She makes a good point!
So far this year, Lindsey says that Bravery Training is her favorite class. “Something I struggle with is staying out of my own head,” she said. “I’m my own worst critic and that’s not always good. In Bravery, I’m learning how to turn the critic into a cheerleader.”
Linsdey is a member of the OLMA Field Hockey Team and plans to play lacrosse this spring. She’s also a member of the OLMA Interact Club and recently spent a Saturday morning picking up trash along the beach in Atlantic City. “I could not believe how many bags we filled with trash,” she said. “There was so much and it felt good to be part of making a difference.”
Making a difference seems to be in your DNA, Lindsey. We are so blessed to have you here!
OLMA Receives $10,000 Award to Create Model Classroom
One of 25 schools to receive a portion of Ocean First Foundation’s $250.000 program.
Our Lady of Mercy Academy’s (OLMA’s) efforts to raise awareness among its students of the many career opportunities available to women in business recently received a big boost thanks to a $10,000 award presented to the all-girls’ school by OceanFirst Foundation. OLMA was one of 12 elementary schools, seven middle schools and six high schools selected from 144 applicants to each receive a $10,000 grant for use in improving academic achievement.
OLMA will utilize its $10,000 grant to transform a Laptop Lab into a fully functional Center for Business and Collaborative Learning.
The classroom will be geared for primary use by juniors and seniors as part of a four-semester business education program. The program will focus on using hands-on and simulated learning to introduce and provide skills for use in business careers in which women are underrepresented, yet successful and in high demand. As part of the initiative, OLMA will establish a DECA chapter and develop courses focused on business fundamentals, create a business specific Job Shadow Program, recruit alumnae and other women in business and related fields to become part of a Business Speakers Series, explore dual credit and/or certification opportunities, and form an Advisory Board of experts. The room will be outfitted with a stock ticker display, collaborative furnishings and interactive learning tools.

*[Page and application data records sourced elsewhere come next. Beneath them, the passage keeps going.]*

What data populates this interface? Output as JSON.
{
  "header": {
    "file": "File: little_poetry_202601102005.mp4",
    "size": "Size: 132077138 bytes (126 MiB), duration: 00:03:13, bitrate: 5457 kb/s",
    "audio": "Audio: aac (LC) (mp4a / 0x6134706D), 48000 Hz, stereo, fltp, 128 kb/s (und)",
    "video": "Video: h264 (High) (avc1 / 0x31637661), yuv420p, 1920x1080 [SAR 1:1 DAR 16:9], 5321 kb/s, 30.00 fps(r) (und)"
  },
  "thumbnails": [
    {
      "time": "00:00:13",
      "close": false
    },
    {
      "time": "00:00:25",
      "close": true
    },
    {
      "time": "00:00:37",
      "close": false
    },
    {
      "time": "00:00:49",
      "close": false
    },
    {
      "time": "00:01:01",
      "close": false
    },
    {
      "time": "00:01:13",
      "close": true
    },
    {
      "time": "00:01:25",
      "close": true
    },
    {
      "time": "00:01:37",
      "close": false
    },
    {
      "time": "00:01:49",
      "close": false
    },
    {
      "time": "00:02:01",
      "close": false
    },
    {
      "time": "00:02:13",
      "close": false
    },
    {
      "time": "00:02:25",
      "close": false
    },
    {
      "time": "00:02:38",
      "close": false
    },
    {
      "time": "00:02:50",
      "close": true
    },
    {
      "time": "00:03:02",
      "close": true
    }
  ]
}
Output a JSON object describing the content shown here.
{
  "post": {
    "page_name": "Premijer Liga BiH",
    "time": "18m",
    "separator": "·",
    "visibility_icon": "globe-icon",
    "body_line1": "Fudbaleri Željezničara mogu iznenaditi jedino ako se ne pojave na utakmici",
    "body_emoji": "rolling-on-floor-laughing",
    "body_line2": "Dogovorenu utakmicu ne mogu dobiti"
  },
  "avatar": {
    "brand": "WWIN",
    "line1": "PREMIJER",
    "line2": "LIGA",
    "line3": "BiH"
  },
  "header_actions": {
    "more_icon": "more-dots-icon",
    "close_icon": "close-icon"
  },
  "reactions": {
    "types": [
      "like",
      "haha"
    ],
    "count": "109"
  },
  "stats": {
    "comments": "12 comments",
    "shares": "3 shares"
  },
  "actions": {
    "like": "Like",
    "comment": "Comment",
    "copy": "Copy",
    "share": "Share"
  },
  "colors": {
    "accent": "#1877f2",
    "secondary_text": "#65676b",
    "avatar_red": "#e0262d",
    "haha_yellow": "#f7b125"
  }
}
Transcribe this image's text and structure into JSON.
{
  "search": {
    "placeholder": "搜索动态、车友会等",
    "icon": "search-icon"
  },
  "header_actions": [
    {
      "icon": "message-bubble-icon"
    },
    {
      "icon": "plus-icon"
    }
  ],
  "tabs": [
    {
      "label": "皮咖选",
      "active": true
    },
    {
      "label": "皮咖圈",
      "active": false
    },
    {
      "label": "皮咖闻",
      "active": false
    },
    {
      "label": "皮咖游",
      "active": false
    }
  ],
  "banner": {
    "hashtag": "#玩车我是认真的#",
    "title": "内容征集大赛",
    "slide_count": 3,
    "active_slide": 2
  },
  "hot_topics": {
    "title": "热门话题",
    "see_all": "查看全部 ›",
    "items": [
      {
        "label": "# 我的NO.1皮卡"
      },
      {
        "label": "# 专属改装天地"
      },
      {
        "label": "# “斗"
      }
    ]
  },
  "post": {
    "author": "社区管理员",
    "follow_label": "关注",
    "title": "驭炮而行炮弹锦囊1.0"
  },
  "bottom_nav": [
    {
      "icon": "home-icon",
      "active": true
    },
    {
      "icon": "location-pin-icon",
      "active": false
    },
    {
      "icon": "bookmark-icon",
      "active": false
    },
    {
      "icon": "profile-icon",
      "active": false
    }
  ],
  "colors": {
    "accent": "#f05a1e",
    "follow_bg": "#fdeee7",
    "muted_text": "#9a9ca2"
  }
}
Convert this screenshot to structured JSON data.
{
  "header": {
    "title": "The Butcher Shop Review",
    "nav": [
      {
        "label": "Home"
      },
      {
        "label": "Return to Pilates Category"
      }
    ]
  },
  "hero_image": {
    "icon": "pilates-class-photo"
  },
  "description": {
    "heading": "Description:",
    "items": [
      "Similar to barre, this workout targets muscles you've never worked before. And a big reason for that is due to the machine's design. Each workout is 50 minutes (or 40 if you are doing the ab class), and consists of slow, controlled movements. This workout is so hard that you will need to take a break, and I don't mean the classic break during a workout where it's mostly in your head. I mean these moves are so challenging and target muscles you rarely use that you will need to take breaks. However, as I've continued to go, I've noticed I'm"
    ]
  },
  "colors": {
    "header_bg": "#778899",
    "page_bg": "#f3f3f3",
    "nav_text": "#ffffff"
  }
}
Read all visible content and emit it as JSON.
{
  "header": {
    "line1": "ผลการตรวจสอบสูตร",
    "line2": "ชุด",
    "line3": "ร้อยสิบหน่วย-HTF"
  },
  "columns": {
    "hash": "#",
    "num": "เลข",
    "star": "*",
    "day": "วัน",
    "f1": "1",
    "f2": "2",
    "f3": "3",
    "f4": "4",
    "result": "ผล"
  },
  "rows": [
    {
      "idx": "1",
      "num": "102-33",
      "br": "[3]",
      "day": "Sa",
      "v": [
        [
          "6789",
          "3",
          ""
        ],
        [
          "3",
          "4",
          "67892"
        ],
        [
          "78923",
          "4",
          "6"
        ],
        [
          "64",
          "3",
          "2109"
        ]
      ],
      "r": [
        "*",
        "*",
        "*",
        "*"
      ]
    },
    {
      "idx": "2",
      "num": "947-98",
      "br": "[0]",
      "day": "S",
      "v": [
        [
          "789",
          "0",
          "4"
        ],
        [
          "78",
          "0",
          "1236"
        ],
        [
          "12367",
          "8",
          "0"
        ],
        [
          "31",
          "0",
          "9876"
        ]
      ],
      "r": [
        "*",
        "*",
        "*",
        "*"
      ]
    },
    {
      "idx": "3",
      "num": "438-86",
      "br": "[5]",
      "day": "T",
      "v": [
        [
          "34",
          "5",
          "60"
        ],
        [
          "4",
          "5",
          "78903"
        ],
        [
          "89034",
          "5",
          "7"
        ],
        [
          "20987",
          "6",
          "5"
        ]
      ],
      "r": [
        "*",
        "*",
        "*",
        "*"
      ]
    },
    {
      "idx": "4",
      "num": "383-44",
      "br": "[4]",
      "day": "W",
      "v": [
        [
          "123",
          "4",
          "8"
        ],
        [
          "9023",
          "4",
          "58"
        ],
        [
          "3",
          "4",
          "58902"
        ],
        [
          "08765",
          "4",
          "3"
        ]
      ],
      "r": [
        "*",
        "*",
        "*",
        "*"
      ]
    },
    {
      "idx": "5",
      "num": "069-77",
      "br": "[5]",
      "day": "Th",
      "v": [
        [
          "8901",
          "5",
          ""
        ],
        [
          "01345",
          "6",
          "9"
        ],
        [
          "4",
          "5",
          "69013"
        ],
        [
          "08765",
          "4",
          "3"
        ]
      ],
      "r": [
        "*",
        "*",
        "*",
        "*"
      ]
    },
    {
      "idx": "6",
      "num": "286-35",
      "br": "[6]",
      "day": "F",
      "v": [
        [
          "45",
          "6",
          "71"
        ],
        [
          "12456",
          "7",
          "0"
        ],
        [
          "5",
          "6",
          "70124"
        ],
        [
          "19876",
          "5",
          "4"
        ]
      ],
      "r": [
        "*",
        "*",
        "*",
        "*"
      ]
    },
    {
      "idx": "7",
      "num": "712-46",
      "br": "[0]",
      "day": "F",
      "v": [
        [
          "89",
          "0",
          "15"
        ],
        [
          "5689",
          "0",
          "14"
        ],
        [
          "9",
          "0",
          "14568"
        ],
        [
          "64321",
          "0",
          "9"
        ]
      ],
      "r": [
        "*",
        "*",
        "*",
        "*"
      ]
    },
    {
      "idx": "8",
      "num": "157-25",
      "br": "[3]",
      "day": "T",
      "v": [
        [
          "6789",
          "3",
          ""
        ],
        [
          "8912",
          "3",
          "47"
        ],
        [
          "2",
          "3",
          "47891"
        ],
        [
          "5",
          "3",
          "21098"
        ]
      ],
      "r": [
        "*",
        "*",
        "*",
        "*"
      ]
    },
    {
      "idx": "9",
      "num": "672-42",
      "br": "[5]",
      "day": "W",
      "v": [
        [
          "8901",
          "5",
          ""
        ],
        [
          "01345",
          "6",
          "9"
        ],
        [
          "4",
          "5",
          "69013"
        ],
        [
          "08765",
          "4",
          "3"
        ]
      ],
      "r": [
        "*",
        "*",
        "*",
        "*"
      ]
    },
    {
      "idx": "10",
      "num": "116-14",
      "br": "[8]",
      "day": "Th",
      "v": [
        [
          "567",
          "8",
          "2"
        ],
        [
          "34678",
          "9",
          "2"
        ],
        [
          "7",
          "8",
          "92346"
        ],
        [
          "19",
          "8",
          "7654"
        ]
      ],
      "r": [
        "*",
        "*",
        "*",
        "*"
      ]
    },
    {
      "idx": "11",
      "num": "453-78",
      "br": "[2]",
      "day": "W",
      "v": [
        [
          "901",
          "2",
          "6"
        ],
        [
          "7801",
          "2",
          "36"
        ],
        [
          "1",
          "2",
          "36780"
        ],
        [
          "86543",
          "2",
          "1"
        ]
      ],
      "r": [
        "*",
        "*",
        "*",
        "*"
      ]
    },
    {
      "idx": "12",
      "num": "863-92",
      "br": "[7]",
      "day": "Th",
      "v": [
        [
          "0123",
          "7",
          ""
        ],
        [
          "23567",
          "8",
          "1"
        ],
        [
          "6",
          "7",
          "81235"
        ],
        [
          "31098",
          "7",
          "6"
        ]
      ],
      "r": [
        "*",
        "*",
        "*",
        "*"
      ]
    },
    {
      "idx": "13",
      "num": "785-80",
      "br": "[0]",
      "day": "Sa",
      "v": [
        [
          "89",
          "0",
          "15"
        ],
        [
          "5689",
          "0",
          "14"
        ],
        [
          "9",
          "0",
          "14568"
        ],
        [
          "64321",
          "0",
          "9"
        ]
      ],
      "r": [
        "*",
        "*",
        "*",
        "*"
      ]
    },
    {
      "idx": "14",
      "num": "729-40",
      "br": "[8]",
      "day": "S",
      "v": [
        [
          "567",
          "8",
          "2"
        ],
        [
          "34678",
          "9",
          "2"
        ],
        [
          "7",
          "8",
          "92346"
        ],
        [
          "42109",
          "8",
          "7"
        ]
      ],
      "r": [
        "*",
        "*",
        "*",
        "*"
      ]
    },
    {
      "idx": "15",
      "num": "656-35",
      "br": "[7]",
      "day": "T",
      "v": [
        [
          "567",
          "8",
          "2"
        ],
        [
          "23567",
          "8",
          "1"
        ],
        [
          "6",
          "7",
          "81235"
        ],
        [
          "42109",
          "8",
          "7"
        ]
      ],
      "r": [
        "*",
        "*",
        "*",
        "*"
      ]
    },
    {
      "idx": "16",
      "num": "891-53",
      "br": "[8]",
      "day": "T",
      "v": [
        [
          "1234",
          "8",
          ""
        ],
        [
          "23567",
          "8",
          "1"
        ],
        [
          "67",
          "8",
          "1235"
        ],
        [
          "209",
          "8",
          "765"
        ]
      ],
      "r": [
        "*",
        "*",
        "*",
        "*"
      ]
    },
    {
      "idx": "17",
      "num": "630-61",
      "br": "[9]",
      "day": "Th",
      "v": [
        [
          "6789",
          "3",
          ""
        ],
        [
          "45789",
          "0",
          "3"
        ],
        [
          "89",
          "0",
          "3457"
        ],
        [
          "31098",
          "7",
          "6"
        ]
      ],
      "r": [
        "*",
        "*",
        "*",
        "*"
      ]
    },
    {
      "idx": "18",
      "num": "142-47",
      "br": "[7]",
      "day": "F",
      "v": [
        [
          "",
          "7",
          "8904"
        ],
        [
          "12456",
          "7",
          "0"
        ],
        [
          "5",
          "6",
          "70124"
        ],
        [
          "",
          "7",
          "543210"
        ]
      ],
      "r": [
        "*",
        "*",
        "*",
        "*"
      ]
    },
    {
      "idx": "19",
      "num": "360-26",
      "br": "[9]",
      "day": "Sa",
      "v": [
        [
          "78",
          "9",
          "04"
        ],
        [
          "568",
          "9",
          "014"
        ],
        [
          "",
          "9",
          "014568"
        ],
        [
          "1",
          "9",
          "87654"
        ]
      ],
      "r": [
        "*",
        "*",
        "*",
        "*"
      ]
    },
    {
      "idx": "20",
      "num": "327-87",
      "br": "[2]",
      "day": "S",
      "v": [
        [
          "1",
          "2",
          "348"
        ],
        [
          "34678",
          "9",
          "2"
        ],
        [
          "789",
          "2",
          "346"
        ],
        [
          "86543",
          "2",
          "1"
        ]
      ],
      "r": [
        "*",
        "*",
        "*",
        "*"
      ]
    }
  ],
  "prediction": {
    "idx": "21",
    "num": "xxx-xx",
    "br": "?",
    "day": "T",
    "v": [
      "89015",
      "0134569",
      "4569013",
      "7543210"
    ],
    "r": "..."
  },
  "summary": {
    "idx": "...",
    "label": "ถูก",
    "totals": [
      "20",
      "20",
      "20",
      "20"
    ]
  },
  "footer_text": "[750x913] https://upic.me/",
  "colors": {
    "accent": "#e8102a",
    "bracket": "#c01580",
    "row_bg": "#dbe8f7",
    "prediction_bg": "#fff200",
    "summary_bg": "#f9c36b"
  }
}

“We are thrilled to have the support of the OceanFirst Foundation as we work to provide our students with every opportunity possible for them to discover themselves and explore the many career possibilities that await them,” said Brooke A. Coyle. “The more informed they are now, the better job they’ll do when it comes to selecting colleges and fields of study. We are incredibly grateful to OceanFirst Foundation and intend to make them proud.”
Thousands of students across Atlantic, Cape May, Cumberland, Gloucester, Middlesex, Monmouth and Ocean Counties will see improvements to their classrooms this fall as part of the $250,000 Model Classroom Grant Program. Since its inception, the OceanFirst Foundation has awarded 6,600 grants totaling more than $36 million to over 900 local organizations, charities and schools throughout central and southern New Jersey.
“OceanFirst Bank has built a solid reputation and legacy as a good neighbor and responsible corporate citizen,” said Christopher D. Maher, Chairman of the OceanFirst Foundation and President, Chief Executive Officer, OceanFirst Bank, who was joined at the presentation event by OceanFirst Foundation Executive Director, Kathy Durante. “Our commitment to helping families, organizations, schools and communities throughout central and southern New Jersey has spanned several generations. Through the OceanFirst Foundation, we are proud to support these 25 outstanding schools and this wonderful educational program.”
Our Lady of Mercy Academy, located in Newfield, NJ, is South Jersey’s only all-girls’ Catholic high school. Through a challenging academic curriculum, diverse extra-curricular program, hands-on leadership experiences, and the spirit of sisterhood, our students are forever bonded in faith and friendship. For more information, call (856) 697-2008, or visit OLMANJ.ORG.